But when I got back in touch to highlight the first campaign that utilized the FireFly Flare technology for bunaural audio, I thought differently.

With Grand Marnier, FrontRunner created an immersive experience in downtown Toronto. Via QR code, users were made to feel like they were actually sitting at a bar, complete with the sound of clinking glassware, crashing ice and the white noise that accompanies a patron sitting atop a bar stool.

The ad managed to feel more like an adventure through time and space. Technology for good! Who’d have thought?


Spotted! Lollipops no one wants to talk about

Between sexual harassment, institutional racism and more, we are at a time of reckoning with many facets of our culture – rightfully so. It’s time to take stock and chart a new, more equitable and safer course forward.

In the middle of the tourist-heavy summer season, “Lollipop: The Exhibit Nobody Wants to Talk About” parked itself at Toronto’s Stackt Market for a four-day campaign. A collab between the Canadian Centre for Child Protection and No Fixed Address, the staging of more than 10,000 lollipops along the inside of a storage container was to convey a potent message: online child pornography is at a breaking point and requires a reckoning.

A lollipop, as it turns out, is the term online predators use to refer to their prey. “Why don’t we tell people?” Dave Lafond, president of No Fixed Address told me of the moment the team decided to use discomfort as a segue to confrontation.

No one wants to talk about child pornography, obviously. But, I’d venture a guess it would be more difficult to find someone who doesn’t know it exists. “Lollipop: The Exhibit Nobody Wants to Talk About” with its bright colour palette and unignorable message lifted our collective shades and forced action among its thousands of visitors. Mayor John Tory took in the exhibit and promptly reached out requesting a second installation of the work on city property. How’s that for impact?

Josh Kolm, StrategyDaily editor


Leon’s pulls out all the stops (and skips)

Millennials are getting older and deciding they have outgrown the couch they picked up from the curb for their first apartment. Leon’s is needing to put up a fight to tap into this opportunity, though, as it is competing with smaller, urban boutiques and online retailers that offer styles not associated with the furniture retailer’s big warehouses stores – which younger people tend to associate with the puffy brown leather couch in their parents’ basement.

Playing with the “skip ad” button during pre-roll is nothing new, but agency partners OMD and Bimm finding a way to tie it to a discount is a clever way to combine a media execution with a consumer insight – even though millennials are style- and design-minded, many feel priced out of new furniture, part of why online brands that offer deep discounts like Wayfair have been able to take off.
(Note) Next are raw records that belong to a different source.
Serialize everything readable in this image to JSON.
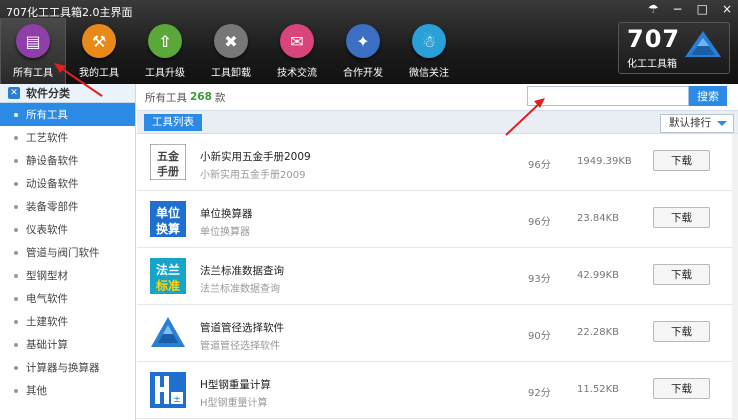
{
  "window": {
    "title": "707化工工具箱2.0主界面",
    "controls": [
      "☂",
      "−",
      "□",
      "×"
    ]
  },
  "toolbar": [
    {
      "label": "所有工具",
      "icon": "toolbox-icon",
      "color": "#8e3fa8",
      "glyph": "▤"
    },
    {
      "label": "我的工具",
      "icon": "wrench-icon",
      "color": "#e88a1a",
      "glyph": "⚒"
    },
    {
      "label": "工具升级",
      "icon": "upload-icon",
      "color": "#5aa83a",
      "glyph": "⇧"
    },
    {
      "label": "工具卸载",
      "icon": "trash-icon",
      "color": "#777777",
      "glyph": "✖"
    },
    {
      "label": "技术交流",
      "icon": "folder-icon",
      "color": "#d8457a",
      "glyph": "✉"
    },
    {
      "label": "合作开发",
      "icon": "handshake-icon",
      "color": "#3a6fc4",
      "glyph": "✦"
    },
    {
      "label": "微信关注",
      "icon": "wechat-icon",
      "color": "#2aa0d8",
      "glyph": "☃"
    }
  ],
  "brand": {
    "number": "707",
    "text": "化工工具箱"
  },
  "sidebar": {
    "title": "软件分类",
    "items": [
      "所有工具",
      "工艺软件",
      "静设备软件",
      "动设备软件",
      "装备零部件",
      "仪表软件",
      "管道与阀门软件",
      "型钢型材",
      "电气软件",
      "土建软件",
      "基础计算",
      "计算器与换算器",
      "其他"
    ]
  },
  "count": {
    "prefix": "所有工具",
    "value": "268",
    "suffix": "款"
  },
  "search": {
    "placeholder": "",
    "button": "搜索"
  },
  "list_tab": "工具列表",
  "sort": "默认排行",
  "download_label": "下载",
  "tools": [
    {
      "name": "小新实用五金手册2009",
      "desc": "小新实用五金手册2009",
      "score": "96分",
      "size": "1949.39KB",
      "logo": "hardware-manual-icon",
      "logo_text": "五金\n手册"
    },
    {
      "name": "单位换算器",
      "desc": "单位换算器",
      "score": "96分",
      "size": "23.84KB",
      "logo": "unit-converter-icon",
      "logo_text": "单位\n换算"
    },
    {
      "name": "法兰标准数据查询",
      "desc": "法兰标准数据查询",
      "score": "93分",
      "size": "42.99KB",
      "logo": "flange-standard-icon",
      "logo_text": "法兰\n标准"
    },
    {
      "name": "管道管径选择软件",
      "desc": "管道管径选择软件",
      "score": "90分",
      "size": "22.28KB",
      "logo": "pipe-diameter-icon",
      "logo_text": ""
    },
    {
      "name": "H型钢重量计算",
      "desc": "H型钢重量计算",
      "score": "92分",
      "size": "11.52KB",
      "logo": "h-beam-icon",
      "logo_text": ""
    }
  ],
  "colors": {
    "accent": "#2a8ae6",
    "count_green": "#3a9a3a",
    "annotation_red": "#e02020"
  }
}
And a national partnership with the Raptors not only gave it different ways to show that, yes, Leon’s does have stylish furniture, but get its brand in front of younger people and new Canadians – who don’t have the same affinity for the legacy retailer as baby boomers, but over-index among Raptors fans.